Page and application data records
########

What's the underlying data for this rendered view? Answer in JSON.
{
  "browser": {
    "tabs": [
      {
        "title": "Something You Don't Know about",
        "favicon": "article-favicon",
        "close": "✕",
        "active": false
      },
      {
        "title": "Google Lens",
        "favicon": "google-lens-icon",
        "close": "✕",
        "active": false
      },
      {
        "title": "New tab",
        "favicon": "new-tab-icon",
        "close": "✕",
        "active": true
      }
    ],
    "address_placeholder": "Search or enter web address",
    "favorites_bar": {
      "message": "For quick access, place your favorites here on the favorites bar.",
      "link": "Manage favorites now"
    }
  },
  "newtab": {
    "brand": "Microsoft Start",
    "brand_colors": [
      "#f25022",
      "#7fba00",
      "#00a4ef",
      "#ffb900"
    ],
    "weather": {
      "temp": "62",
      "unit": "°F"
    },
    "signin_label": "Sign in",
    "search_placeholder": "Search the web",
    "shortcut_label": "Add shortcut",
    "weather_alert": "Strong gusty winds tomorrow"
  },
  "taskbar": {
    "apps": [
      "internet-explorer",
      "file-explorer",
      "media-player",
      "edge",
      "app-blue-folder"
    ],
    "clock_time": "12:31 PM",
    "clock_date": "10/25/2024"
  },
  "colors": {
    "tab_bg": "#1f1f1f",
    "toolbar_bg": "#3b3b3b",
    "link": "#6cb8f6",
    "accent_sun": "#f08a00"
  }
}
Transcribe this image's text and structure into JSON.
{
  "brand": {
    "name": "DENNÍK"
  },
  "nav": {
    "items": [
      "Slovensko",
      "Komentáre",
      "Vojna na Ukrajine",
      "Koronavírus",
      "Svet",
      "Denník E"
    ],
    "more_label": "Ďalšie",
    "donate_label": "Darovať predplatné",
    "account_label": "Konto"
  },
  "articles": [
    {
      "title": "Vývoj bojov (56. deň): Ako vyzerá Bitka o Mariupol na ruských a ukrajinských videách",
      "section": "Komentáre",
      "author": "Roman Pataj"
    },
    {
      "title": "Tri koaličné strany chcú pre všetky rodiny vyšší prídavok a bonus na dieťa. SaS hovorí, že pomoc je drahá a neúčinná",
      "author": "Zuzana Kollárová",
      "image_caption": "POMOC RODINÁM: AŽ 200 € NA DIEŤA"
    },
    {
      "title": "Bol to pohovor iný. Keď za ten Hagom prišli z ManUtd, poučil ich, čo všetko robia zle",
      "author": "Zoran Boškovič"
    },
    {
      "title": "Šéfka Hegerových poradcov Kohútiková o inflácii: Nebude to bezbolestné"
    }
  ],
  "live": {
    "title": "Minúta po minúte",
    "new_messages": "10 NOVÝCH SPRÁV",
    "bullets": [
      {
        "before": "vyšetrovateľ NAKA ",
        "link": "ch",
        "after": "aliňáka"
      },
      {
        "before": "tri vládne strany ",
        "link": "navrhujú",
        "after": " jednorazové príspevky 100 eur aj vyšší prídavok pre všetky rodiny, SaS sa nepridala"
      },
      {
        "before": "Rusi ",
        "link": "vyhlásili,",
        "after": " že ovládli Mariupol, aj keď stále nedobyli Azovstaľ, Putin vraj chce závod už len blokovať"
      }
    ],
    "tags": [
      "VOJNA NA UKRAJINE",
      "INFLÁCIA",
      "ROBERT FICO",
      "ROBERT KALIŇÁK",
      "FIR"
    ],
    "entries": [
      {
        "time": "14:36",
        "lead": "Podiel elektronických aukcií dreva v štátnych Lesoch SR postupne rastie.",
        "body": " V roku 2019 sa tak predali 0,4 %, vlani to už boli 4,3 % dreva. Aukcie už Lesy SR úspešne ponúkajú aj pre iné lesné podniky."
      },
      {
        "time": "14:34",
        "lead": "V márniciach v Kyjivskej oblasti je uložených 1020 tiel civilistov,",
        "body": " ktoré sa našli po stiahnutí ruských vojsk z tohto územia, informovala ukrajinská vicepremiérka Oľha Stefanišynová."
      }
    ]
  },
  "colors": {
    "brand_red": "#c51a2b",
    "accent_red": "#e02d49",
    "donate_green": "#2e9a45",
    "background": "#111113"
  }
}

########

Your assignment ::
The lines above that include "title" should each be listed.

Result ::
        "title": "Something You Don't Know about",
        "title": "Google Lens",
        "title": "New tab",
      "title": "Vývoj bojov (56. deň): Ako vyzerá Bitka o Mariupol na ruských a ukrajinských videách",
      "title": "Tri koaličné strany chcú pre všetky rodiny vyšší prídavok a bonus na dieťa. SaS hovorí, že pomoc je drahá a neúčinná",
      "title": "Bol to pohovor iný. Keď za ten Hagom prišli z ManUtd, poučil ich, čo všetko robia zle",
      "title": "Šéfka Hegerových poradcov Kohútiková o inflácii: Nebude to bezbolestné"
    "title": "Minúta po minúte",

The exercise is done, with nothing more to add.